[Opening Records provided section]
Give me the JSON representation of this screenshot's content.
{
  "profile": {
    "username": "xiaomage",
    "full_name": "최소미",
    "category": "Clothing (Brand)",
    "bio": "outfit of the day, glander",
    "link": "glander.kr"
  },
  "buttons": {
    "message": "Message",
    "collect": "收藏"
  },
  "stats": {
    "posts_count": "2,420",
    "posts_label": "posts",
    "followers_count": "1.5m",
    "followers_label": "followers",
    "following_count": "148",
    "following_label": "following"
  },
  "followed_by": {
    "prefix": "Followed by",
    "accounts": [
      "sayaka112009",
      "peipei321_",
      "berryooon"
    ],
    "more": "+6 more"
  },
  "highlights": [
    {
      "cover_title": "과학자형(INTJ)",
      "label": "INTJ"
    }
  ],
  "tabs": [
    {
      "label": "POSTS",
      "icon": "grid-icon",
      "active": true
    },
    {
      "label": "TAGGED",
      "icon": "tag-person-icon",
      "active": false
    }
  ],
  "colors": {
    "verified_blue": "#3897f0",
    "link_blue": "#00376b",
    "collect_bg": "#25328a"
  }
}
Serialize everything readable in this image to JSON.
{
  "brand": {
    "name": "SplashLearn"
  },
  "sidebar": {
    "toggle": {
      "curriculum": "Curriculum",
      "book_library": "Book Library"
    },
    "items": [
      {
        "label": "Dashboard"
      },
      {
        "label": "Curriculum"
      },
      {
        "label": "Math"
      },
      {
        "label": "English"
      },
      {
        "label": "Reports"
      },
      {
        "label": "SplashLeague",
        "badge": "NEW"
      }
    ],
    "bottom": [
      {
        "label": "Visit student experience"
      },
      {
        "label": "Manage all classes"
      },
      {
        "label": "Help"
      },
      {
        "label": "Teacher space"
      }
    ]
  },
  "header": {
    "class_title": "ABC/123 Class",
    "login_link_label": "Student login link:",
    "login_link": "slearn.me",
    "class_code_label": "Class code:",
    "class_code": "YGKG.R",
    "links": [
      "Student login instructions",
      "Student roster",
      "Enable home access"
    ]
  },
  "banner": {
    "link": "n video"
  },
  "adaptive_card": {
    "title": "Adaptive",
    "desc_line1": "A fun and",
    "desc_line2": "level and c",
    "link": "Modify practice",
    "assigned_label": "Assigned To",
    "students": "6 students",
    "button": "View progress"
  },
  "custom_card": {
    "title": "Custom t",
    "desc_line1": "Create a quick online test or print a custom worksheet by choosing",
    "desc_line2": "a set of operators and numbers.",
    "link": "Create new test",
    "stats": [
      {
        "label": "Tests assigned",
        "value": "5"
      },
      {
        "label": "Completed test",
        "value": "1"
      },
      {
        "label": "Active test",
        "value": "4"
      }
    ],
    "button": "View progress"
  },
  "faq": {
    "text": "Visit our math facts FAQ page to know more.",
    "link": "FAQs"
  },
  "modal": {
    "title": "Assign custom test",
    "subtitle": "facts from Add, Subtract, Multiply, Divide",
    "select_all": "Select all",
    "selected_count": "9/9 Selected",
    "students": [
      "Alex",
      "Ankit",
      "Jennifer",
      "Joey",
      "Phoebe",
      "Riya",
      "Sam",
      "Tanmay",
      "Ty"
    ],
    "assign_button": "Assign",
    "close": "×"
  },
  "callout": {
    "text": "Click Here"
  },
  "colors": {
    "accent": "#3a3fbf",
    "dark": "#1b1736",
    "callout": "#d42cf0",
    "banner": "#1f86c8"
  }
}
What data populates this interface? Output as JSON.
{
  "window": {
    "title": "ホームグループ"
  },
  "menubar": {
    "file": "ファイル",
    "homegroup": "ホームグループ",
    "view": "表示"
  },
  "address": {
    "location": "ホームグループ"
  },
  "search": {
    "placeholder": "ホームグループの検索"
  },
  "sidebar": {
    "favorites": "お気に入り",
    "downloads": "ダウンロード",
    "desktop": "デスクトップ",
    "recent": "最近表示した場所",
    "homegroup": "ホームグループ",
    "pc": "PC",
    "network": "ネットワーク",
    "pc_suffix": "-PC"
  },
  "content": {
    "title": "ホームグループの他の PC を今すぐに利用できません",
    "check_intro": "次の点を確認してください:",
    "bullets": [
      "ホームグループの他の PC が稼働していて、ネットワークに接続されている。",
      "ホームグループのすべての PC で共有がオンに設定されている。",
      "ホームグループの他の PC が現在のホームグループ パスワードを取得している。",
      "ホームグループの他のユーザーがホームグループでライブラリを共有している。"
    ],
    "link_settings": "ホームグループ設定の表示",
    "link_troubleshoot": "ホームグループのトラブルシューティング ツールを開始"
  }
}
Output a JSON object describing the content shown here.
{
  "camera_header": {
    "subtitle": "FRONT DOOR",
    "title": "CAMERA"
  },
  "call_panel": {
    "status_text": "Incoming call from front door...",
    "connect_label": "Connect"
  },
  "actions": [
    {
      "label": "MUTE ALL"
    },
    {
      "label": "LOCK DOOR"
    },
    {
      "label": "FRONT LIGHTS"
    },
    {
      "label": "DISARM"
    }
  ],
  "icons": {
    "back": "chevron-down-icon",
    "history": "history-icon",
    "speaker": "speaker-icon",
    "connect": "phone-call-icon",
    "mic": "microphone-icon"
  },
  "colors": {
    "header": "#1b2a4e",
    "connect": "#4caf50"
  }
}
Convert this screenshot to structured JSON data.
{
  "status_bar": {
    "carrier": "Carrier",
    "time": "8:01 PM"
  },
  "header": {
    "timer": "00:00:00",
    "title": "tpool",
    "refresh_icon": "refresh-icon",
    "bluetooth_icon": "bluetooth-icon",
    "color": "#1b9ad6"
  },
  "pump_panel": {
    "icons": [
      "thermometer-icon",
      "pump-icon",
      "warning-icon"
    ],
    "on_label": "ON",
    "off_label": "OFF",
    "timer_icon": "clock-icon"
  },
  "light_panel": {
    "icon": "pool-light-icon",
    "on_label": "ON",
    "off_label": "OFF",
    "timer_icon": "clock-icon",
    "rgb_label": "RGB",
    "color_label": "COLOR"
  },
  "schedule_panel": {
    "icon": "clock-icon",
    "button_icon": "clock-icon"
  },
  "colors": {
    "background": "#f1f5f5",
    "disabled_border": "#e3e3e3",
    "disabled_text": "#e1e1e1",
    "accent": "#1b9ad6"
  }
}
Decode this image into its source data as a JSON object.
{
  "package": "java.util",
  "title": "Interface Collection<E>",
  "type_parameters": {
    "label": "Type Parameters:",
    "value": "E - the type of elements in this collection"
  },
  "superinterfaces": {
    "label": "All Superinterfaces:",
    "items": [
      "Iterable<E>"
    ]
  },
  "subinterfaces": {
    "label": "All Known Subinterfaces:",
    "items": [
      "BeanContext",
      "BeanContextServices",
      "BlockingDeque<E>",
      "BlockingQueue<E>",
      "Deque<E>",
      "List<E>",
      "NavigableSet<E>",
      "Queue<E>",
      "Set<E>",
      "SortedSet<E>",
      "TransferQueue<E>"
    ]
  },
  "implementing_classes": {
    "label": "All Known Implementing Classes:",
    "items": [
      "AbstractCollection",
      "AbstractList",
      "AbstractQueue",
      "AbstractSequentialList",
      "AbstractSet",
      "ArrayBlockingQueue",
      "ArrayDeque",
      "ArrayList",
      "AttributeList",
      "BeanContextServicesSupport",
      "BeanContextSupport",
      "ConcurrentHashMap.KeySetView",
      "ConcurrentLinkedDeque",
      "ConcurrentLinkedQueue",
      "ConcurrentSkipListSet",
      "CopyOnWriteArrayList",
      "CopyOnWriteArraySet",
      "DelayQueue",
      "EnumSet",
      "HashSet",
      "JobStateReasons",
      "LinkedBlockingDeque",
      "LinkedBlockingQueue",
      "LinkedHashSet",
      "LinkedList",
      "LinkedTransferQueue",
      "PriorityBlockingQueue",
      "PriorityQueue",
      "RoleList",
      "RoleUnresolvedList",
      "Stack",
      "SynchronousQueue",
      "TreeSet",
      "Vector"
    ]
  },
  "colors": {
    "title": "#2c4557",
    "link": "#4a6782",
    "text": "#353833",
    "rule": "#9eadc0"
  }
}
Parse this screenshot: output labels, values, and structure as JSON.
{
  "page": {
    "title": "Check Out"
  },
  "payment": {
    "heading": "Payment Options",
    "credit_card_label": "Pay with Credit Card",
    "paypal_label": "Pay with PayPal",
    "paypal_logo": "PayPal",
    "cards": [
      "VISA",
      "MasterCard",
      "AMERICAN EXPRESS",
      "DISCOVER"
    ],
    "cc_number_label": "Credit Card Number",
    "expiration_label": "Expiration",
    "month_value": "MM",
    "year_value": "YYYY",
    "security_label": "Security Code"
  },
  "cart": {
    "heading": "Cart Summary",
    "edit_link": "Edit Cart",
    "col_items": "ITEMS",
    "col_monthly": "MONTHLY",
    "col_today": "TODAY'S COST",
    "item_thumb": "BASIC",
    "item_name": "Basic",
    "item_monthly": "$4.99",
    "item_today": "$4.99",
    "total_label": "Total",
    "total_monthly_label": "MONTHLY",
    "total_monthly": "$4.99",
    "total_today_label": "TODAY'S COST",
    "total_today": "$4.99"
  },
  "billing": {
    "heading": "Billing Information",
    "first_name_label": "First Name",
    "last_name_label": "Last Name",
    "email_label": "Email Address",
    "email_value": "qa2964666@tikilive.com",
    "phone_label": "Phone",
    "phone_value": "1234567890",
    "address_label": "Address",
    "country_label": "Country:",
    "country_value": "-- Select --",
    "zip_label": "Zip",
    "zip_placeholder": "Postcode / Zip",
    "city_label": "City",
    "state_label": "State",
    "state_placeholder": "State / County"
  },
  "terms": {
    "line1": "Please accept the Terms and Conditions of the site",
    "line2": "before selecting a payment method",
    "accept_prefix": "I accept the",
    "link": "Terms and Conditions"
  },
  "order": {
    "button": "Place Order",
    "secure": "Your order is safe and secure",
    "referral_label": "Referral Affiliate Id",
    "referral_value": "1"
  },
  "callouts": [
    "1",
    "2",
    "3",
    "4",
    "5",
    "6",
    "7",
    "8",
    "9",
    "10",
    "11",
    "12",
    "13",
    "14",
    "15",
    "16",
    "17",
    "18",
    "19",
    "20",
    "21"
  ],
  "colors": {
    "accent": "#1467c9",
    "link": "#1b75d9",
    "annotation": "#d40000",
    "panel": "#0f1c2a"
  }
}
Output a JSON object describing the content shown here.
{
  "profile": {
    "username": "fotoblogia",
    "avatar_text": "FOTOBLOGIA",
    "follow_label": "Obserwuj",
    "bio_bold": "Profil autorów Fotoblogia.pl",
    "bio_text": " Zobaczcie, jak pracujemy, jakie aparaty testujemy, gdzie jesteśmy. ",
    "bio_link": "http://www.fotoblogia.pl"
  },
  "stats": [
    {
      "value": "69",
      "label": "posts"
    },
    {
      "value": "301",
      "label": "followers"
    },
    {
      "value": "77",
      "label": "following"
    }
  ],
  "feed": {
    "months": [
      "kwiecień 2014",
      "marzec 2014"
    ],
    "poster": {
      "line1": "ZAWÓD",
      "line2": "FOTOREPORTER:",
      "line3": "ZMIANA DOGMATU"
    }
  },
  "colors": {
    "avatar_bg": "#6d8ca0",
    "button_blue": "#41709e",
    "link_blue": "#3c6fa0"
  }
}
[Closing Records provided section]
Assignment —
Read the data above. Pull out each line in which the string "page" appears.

Answer box —
    "text": "Visit our math facts FAQ page to know more.",
  "page": {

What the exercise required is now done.